In a widely-expected move, the United Bid Committee of the United States, Canada and Mexico has identified Mercedes-Benz Stadium and the city of Atlanta as a potential hosting site for 2026 World Cup matches. The committee has reached out to a total forty-four cities across the three nations and, from there, will cut that list to twenty to twenty-five when it presents its official bid to FIFA in January.
Atlanta is one of several cities in the Southeastern United States on a list that includes Charlotte, Birmingham, Jacksonville, Miami, Orlando, and Nashville, among others. As a reminder, these are potential sites, but to see Atlanta snubbed when the committee submits its bid in a few months would be a surprise. From a capacity, amenity and construction standpoint, Mercedes-Benz Stadium is one of the most elite stadiums in the country - certainly one of the most elite among the venues listed - and surely will be one of the centerpieces of the committee’s final bid. (Having Atlanta United technical director Carlos Bocanegra on the committee doesn’t hurt, either.) It will also have hosted events such as the Final Four, Super Bowl and potentially multiple College Football Playoff National Championships by the time 2026 rolls around.

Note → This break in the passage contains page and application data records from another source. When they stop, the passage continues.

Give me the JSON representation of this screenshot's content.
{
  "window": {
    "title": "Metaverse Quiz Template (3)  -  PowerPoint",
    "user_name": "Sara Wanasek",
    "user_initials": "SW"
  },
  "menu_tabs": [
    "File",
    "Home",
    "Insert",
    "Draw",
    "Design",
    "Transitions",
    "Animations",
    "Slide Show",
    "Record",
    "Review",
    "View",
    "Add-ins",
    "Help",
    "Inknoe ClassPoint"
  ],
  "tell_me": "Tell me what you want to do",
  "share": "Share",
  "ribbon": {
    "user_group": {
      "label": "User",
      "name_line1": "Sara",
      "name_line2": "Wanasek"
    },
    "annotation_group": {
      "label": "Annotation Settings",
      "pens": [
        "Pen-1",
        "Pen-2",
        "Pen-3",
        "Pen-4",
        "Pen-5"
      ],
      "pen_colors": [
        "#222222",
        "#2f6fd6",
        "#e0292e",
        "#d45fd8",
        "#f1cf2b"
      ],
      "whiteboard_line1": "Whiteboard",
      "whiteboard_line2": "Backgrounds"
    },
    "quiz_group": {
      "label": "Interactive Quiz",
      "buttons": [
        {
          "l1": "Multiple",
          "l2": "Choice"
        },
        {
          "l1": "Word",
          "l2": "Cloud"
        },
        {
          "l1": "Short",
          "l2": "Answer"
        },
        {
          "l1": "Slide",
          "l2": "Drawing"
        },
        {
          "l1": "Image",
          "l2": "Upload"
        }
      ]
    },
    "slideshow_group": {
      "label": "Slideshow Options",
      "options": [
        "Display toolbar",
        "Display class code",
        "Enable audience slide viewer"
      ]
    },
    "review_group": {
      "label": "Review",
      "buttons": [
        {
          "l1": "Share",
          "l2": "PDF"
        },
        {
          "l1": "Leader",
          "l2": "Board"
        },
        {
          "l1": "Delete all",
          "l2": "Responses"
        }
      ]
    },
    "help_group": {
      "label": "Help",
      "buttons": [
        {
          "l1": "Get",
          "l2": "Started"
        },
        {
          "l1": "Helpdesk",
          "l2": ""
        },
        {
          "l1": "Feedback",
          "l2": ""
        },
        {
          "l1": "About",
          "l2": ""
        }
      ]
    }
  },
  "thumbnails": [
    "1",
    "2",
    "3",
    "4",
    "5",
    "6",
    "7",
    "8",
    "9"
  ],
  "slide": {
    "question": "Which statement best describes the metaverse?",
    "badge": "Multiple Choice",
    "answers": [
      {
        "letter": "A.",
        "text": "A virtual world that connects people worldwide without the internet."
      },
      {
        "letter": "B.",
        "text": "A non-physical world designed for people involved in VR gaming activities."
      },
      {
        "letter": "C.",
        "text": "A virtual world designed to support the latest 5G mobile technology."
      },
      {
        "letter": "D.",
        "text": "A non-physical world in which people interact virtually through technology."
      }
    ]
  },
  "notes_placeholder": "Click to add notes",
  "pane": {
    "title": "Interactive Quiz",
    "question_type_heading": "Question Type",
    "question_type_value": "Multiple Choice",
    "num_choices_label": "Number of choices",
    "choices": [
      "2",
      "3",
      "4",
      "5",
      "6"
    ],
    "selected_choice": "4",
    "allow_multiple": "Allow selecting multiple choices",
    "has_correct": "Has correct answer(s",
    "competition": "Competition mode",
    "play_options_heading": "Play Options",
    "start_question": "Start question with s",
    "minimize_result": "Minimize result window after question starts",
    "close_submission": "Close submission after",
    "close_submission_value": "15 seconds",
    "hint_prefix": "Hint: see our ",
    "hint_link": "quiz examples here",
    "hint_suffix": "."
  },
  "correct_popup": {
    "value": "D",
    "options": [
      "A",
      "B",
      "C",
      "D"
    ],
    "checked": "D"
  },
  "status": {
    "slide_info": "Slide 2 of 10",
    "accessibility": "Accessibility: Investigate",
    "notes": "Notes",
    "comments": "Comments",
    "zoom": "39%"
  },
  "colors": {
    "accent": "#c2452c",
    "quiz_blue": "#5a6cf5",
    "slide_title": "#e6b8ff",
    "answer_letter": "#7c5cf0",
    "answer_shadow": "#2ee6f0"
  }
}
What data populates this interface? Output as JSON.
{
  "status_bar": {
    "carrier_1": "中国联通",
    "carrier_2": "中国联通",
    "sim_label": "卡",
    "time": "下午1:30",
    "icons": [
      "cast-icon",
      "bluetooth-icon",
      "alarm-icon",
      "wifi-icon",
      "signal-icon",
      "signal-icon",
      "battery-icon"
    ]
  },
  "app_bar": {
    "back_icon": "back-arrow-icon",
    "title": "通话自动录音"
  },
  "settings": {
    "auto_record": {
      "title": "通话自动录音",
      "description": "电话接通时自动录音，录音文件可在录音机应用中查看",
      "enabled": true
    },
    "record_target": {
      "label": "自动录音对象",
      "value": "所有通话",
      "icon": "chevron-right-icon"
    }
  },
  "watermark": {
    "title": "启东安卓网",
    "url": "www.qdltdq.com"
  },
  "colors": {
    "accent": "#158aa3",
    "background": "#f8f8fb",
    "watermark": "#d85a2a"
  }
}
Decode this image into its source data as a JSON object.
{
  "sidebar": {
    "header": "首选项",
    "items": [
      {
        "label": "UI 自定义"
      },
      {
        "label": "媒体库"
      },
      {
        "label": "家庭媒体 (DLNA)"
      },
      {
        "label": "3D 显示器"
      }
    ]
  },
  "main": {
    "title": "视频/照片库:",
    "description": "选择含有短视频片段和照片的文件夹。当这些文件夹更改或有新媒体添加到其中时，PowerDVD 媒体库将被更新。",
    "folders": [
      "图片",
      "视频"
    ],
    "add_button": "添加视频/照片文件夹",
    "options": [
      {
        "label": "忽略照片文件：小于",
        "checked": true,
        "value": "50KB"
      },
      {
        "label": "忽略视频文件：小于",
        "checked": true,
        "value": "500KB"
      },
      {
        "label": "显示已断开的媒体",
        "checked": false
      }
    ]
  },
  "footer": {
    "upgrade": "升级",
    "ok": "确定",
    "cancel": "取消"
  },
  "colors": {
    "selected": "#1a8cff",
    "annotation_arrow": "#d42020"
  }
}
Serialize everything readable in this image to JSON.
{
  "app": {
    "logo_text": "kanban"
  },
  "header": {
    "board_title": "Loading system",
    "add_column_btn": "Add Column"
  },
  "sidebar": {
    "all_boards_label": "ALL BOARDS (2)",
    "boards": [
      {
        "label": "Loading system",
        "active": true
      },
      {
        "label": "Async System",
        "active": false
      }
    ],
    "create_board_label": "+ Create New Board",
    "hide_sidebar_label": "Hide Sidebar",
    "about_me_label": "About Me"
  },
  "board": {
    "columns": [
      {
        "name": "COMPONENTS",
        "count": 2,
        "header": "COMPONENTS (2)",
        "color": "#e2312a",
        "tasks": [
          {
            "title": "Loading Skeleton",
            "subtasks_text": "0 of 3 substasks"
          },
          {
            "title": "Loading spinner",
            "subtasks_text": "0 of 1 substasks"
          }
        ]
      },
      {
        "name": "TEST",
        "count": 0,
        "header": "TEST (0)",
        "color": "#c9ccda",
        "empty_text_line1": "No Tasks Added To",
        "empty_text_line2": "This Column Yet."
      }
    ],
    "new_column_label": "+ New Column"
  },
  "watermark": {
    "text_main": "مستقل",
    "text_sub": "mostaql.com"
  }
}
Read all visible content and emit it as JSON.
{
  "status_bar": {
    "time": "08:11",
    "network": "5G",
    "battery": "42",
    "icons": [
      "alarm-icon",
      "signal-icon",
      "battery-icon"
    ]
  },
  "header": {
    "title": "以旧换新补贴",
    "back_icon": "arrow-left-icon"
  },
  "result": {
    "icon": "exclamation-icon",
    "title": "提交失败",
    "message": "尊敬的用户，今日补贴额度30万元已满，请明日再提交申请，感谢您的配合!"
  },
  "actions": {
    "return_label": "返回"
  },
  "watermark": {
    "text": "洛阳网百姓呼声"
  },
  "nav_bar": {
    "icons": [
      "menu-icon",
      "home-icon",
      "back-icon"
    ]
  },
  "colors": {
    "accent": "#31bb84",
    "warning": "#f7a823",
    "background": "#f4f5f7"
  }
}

One note from the press release is that any of the finalist cities could host the World Cup’s International Broadcast Center. With the Georgia World Congress Center next door and Atlanta’s ties to broadcasting, the city holding that role along with being a match host is a big possibility as well.